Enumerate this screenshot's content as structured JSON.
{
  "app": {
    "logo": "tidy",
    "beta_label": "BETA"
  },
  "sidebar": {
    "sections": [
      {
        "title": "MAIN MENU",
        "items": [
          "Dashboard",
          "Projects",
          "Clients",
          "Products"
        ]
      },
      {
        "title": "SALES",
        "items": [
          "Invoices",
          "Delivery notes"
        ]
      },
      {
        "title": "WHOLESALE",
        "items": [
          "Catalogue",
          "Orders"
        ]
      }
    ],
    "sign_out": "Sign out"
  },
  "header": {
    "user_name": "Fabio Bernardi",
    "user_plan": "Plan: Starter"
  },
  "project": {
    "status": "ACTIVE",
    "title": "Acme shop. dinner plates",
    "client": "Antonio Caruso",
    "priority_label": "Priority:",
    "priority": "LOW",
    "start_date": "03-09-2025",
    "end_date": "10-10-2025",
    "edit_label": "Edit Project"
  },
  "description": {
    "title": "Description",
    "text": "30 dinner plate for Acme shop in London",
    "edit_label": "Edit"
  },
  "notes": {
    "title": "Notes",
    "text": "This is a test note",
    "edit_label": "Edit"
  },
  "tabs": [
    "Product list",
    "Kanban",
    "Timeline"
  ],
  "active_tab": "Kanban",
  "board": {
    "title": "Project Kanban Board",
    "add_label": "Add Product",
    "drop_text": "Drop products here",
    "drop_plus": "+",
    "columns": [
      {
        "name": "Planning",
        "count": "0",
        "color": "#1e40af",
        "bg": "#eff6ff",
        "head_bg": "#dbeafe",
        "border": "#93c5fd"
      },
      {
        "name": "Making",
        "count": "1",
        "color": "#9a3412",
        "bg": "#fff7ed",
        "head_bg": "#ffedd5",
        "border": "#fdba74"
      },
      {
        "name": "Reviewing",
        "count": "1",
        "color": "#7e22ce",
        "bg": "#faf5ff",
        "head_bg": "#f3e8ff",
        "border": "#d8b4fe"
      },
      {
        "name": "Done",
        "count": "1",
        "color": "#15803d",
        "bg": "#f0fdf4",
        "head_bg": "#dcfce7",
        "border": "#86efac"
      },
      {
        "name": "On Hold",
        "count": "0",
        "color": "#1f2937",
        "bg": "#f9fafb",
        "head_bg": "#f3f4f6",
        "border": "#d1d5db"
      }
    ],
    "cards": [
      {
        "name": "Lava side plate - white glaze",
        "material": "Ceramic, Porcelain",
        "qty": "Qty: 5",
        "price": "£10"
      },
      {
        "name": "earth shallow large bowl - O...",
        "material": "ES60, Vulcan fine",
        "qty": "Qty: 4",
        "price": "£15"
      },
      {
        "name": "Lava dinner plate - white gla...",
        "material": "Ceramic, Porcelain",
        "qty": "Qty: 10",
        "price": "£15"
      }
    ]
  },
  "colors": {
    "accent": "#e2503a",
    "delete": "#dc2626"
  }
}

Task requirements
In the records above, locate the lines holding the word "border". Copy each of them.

The completed task
        "border": "#93c5fd"
        "border": "#fdba74"
        "border": "#d8b4fe"
        "border": "#86efac"
        "border": "#d1d5db"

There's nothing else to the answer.